[Start of Attachment]
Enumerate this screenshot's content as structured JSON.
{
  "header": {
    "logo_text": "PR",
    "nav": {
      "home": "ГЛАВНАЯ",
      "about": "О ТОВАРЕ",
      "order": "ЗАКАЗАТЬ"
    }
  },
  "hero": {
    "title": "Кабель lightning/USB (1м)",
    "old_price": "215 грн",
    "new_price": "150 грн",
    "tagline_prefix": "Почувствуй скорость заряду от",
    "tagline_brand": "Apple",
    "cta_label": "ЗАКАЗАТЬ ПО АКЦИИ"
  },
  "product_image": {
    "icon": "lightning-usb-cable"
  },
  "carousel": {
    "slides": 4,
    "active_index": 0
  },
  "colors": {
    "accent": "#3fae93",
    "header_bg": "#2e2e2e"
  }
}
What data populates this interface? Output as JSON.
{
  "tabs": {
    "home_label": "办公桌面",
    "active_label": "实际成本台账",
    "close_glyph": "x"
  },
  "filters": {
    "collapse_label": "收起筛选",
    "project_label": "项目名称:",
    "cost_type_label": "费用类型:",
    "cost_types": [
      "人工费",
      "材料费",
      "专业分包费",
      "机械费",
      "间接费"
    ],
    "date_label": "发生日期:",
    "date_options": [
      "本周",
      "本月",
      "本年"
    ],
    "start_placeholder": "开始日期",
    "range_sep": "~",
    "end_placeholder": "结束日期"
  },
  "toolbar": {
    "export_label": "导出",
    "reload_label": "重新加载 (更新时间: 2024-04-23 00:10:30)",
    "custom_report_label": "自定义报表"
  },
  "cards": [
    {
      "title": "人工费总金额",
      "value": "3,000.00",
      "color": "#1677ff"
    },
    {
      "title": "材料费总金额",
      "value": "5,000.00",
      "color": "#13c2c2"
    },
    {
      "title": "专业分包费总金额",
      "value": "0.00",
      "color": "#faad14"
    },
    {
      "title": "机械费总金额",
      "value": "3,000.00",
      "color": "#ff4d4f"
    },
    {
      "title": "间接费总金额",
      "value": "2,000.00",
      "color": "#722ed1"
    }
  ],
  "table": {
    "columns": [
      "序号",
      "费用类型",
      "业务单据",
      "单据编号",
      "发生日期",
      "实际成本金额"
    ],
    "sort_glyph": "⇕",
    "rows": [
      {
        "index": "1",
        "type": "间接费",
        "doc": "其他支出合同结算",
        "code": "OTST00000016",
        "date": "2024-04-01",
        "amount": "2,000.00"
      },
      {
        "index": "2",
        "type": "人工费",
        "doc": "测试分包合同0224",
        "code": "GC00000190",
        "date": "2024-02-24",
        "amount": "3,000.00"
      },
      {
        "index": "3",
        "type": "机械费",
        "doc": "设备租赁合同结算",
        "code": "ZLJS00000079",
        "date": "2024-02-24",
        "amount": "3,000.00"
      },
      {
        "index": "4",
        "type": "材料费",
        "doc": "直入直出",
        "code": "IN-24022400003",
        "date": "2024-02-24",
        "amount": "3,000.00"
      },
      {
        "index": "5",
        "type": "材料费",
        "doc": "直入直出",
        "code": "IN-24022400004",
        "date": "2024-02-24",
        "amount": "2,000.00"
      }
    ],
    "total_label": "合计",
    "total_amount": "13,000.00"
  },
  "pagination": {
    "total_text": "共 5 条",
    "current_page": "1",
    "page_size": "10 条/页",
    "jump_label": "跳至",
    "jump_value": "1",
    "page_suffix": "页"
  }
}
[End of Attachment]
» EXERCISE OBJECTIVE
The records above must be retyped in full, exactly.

» RESULT
Enumerate this screenshot's content as structured JSON.
{
  "header": {
    "logo_text": "PR",
    "nav": {
      "home": "ГЛАВНАЯ",
      "about": "О ТОВАРЕ",
      "order": "ЗАКАЗАТЬ"
    }
  },
  "hero": {
    "title": "Кабель lightning/USB (1м)",
    "old_price": "215 грн",
    "new_price": "150 грн",
    "tagline_prefix": "Почувствуй скорость заряду от",
    "tagline_brand": "Apple",
    "cta_label": "ЗАКАЗАТЬ ПО АКЦИИ"
  },
  "product_image": {
    "icon": "lightning-usb-cable"
  },
  "carousel": {
    "slides": 4,
    "active_index": 0
  },
  "colors": {
    "accent": "#3fae93",
    "header_bg": "#2e2e2e"
  }
}
What data populates this interface? Output as JSON.
{
  "tabs": {
    "home_label": "办公桌面",
    "active_label": "实际成本台账",
    "close_glyph": "x"
  },
  "filters": {
    "collapse_label": "收起筛选",
    "project_label": "项目名称:",
    "cost_type_label": "费用类型:",
    "cost_types": [
      "人工费",
      "材料费",
      "专业分包费",
      "机械费",
      "间接费"
    ],
    "date_label": "发生日期:",
    "date_options": [
      "本周",
      "本月",
      "本年"
    ],
    "start_placeholder": "开始日期",
    "range_sep": "~",
    "end_placeholder": "结束日期"
  },
  "toolbar": {
    "export_label": "导出",
    "reload_label": "重新加载 (更新时间: 2024-04-23 00:10:30)",
    "custom_report_label": "自定义报表"
  },
  "cards": [
    {
      "title": "人工费总金额",
      "value": "3,000.00",
      "color": "#1677ff"
    },
    {
      "title": "材料费总金额",
      "value": "5,000.00",
      "color": "#13c2c2"
    },
    {
      "title": "专业分包费总金额",
      "value": "0.00",
      "color": "#faad14"
    },
    {
      "title": "机械费总金额",
      "value": "3,000.00",
      "color": "#ff4d4f"
    },
    {
      "title": "间接费总金额",
      "value": "2,000.00",
      "color": "#722ed1"
    }
  ],
  "table": {
    "columns": [
      "序号",
      "费用类型",
      "业务单据",
      "单据编号",
      "发生日期",
      "实际成本金额"
    ],
    "sort_glyph": "⇕",
    "rows": [
      {
        "index": "1",
        "type": "间接费",
        "doc": "其他支出合同结算",
        "code": "OTST00000016",
        "date": "2024-04-01",
        "amount": "2,000.00"
      },
      {
        "index": "2",
        "type": "人工费",
        "doc": "测试分包合同0224",
        "code": "GC00000190",
        "date": "2024-02-24",
        "amount": "3,000.00"
      },
      {
        "index": "3",
        "type": "机械费",
        "doc": "设备租赁合同结算",
        "code": "ZLJS00000079",
        "date": "2024-02-24",
        "amount": "3,000.00"
      },
      {
        "index": "4",
        "type": "材料费",
        "doc": "直入直出",
        "code": "IN-24022400003",
        "date": "2024-02-24",
        "amount": "3,000.00"
      },
      {
        "index": "5",
        "type": "材料费",
        "doc": "直入直出",
        "code": "IN-24022400004",
        "date": "2024-02-24",
        "amount": "2,000.00"
      }
    ],
    "total_label": "合计",
    "total_amount": "13,000.00"
  },
  "pagination": {
    "total_text": "共 5 条",
    "current_page": "1",
    "page_size": "10 条/页",
    "jump_label": "跳至",
    "jump_value": "1",
    "page_suffix": "页"
  }
}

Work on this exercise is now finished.